EXERCISE DETAILS: Count the lines in the material below that contain the word "this" and give the number alone.

MATERIALS PROVIDED:

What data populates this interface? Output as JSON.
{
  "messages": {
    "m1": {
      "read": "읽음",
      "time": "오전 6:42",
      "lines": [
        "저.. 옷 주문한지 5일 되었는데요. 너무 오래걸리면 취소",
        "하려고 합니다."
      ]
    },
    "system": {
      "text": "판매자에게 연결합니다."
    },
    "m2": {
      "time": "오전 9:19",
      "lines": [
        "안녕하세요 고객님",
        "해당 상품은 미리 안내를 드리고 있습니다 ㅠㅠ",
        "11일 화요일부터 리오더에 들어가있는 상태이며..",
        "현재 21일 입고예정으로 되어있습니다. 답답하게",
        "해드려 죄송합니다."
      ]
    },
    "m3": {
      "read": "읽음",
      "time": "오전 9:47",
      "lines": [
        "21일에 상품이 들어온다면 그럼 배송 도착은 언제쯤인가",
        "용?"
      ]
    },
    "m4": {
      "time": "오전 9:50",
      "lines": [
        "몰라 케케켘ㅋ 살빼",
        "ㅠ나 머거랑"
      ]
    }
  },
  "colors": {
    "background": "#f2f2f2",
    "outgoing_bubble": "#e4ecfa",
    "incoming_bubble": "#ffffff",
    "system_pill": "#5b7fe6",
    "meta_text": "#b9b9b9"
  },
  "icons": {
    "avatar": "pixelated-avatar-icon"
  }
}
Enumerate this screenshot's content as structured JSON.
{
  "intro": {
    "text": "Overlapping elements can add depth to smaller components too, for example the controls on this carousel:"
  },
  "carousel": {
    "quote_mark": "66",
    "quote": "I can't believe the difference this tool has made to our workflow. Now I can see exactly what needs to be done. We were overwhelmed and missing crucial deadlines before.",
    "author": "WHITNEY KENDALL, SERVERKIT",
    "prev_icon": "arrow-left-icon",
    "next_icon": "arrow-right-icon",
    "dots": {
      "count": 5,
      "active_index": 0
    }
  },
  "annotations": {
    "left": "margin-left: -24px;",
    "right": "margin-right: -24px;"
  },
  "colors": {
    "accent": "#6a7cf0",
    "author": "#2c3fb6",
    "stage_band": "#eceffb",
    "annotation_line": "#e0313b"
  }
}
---
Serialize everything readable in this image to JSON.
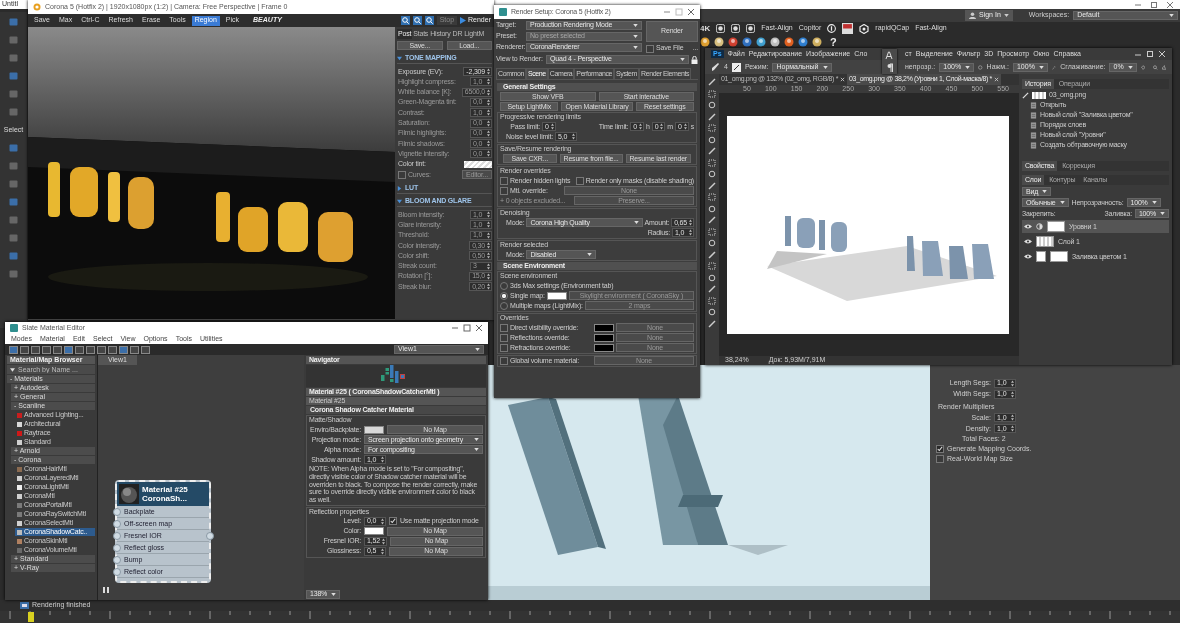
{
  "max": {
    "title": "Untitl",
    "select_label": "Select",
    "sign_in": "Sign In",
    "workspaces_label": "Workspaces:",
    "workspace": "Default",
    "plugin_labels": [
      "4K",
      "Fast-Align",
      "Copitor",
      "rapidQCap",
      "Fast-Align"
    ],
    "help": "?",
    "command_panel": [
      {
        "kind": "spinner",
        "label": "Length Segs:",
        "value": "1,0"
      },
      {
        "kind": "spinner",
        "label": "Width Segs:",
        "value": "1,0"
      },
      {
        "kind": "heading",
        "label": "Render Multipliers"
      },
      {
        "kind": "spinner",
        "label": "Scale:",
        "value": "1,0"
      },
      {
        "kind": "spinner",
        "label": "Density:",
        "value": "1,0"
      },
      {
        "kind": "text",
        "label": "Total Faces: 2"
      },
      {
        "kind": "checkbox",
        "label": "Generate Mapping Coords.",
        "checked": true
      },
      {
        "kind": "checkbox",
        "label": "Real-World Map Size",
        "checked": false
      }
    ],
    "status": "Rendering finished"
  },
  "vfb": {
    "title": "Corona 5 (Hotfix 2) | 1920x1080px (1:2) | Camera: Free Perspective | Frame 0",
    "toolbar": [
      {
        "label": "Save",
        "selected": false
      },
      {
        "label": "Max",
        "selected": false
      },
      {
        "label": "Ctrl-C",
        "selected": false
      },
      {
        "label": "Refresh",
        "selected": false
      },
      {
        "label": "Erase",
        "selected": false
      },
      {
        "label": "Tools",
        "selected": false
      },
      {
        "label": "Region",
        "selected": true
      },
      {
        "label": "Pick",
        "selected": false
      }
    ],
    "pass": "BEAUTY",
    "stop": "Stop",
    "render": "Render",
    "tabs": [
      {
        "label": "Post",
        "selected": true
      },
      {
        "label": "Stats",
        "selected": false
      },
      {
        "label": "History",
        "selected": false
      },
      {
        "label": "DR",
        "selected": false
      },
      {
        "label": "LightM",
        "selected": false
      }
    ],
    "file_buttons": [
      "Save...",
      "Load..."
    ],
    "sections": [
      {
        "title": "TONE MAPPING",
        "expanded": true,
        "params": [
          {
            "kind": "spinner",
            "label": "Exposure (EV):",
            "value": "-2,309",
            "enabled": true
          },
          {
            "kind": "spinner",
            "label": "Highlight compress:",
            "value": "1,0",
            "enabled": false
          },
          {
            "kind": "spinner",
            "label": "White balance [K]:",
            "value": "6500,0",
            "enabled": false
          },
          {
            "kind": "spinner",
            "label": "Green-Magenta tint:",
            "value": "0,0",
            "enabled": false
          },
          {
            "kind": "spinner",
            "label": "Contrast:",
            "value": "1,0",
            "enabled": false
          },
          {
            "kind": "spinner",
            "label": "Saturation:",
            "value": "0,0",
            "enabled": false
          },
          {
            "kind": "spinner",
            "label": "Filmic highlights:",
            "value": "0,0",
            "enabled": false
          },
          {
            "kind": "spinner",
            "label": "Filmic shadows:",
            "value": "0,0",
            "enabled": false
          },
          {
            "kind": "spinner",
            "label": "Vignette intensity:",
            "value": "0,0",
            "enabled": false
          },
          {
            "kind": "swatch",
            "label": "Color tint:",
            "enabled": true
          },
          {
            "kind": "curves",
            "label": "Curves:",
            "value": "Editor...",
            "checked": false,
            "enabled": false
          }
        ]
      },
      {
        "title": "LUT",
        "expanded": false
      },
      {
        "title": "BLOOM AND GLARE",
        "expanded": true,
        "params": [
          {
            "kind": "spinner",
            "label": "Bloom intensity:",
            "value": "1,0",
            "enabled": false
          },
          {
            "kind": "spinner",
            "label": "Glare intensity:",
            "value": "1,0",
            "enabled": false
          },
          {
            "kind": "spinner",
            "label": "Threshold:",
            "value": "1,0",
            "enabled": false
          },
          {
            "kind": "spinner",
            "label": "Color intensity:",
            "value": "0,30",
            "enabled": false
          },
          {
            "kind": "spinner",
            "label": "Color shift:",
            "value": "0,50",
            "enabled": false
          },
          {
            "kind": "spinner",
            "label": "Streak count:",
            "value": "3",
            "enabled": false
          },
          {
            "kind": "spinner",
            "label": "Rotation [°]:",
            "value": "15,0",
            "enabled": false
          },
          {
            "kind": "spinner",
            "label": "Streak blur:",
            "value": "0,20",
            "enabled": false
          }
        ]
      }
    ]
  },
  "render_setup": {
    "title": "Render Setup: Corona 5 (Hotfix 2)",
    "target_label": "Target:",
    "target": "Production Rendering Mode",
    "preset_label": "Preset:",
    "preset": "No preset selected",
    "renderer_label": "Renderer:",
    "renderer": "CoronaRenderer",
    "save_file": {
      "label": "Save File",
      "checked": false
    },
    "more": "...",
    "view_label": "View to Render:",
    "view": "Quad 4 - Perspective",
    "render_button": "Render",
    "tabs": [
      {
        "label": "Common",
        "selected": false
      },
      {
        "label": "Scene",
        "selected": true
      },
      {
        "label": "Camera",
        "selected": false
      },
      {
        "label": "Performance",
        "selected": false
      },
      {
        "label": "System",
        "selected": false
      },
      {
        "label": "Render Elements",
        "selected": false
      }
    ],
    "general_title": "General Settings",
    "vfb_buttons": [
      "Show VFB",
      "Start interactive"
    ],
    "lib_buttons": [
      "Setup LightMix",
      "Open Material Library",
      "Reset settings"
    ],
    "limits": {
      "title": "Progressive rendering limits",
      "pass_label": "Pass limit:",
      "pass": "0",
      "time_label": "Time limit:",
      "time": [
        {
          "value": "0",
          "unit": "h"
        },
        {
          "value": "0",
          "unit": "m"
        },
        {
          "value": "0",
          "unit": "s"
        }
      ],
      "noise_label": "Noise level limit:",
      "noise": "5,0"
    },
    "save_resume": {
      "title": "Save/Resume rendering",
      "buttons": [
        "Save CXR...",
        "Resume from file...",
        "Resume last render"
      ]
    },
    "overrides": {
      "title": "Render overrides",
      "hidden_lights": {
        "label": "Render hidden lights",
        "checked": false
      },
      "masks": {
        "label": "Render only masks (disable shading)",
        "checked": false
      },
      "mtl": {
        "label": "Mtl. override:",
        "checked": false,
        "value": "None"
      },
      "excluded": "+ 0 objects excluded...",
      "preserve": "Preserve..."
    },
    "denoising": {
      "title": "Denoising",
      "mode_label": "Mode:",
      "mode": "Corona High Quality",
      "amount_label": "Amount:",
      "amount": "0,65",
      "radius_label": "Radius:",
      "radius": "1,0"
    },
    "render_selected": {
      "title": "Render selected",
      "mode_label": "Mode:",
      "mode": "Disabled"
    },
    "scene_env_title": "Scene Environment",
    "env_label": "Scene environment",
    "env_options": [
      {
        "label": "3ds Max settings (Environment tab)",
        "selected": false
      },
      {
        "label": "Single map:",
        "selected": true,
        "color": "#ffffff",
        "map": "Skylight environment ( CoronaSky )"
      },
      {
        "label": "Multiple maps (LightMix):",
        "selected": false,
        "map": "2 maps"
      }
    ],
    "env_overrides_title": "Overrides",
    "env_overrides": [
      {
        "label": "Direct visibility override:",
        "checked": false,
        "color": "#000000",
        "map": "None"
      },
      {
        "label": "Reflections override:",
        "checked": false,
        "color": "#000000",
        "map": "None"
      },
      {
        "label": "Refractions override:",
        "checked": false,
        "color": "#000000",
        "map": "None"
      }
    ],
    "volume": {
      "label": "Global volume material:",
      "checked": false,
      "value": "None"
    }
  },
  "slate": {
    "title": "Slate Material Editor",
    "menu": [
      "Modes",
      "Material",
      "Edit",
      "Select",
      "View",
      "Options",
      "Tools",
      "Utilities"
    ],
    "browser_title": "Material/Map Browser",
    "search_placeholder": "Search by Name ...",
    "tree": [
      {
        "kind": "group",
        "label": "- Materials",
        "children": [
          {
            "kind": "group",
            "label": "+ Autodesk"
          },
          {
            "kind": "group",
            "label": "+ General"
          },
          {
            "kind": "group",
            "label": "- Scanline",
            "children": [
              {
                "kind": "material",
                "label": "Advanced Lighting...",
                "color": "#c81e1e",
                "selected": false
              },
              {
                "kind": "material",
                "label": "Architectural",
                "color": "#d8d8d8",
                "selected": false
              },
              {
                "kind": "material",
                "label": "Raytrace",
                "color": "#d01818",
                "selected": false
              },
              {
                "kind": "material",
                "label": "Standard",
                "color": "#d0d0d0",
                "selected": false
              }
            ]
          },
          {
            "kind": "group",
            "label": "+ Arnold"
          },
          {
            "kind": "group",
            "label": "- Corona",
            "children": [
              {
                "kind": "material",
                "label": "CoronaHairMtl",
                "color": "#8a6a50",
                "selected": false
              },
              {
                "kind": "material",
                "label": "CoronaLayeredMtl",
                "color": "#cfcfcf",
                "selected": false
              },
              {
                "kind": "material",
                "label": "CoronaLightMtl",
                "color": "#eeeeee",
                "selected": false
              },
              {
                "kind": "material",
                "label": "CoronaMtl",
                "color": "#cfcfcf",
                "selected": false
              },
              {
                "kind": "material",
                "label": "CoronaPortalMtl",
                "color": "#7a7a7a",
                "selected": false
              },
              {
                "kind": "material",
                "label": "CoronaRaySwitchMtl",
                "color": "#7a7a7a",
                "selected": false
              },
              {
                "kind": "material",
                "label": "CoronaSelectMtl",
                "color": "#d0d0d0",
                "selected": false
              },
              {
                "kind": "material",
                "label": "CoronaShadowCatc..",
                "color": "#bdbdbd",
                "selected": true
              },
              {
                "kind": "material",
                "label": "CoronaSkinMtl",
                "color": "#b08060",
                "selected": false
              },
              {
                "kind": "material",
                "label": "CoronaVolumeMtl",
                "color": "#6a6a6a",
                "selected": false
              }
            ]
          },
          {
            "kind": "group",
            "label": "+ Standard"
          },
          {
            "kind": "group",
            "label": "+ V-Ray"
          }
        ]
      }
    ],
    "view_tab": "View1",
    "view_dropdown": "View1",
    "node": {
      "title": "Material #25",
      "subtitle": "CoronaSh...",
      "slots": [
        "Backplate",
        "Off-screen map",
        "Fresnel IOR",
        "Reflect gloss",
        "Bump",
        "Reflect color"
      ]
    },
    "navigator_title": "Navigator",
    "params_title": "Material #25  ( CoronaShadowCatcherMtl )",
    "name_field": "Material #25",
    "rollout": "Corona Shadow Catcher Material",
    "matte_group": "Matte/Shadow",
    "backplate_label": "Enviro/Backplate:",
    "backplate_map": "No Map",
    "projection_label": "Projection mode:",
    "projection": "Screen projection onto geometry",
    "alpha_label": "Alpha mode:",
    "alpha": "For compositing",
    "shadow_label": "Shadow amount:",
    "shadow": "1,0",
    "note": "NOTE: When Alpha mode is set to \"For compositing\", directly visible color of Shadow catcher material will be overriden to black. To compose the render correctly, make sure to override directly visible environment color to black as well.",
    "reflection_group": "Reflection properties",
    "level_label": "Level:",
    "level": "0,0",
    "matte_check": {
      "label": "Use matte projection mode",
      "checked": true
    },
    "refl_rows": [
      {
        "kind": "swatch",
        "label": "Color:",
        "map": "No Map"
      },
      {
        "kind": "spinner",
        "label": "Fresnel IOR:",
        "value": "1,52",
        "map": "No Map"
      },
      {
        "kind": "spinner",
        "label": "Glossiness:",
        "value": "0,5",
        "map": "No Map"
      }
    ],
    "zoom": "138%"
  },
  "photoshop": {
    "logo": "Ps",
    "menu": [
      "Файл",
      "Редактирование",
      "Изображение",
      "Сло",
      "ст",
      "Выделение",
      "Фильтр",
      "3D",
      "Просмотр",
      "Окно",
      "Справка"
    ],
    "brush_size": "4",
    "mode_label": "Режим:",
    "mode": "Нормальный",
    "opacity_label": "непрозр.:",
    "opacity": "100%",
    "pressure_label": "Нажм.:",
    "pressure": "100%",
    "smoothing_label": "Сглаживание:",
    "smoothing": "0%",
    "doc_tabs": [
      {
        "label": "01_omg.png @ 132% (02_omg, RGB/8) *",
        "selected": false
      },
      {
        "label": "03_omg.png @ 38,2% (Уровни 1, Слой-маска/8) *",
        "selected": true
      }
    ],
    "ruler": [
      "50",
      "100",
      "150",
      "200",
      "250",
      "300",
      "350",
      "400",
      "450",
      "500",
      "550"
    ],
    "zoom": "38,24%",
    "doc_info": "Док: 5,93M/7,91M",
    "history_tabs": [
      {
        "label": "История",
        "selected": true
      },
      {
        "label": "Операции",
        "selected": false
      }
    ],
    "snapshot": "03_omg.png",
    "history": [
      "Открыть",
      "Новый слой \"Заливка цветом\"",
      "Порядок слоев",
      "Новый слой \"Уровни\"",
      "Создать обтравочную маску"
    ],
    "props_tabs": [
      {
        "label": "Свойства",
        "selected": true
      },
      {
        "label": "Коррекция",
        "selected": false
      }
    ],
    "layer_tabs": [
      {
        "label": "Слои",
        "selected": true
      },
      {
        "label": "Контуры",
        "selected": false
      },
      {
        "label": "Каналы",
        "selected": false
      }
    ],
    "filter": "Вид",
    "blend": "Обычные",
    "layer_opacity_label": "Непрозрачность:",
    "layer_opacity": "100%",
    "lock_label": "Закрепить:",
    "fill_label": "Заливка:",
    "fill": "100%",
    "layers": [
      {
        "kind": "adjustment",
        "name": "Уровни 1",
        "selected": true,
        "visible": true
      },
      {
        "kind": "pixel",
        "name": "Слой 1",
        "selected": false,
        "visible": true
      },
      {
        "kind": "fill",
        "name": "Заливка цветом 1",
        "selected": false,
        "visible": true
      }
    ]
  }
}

SOLVED PROBLEM: 5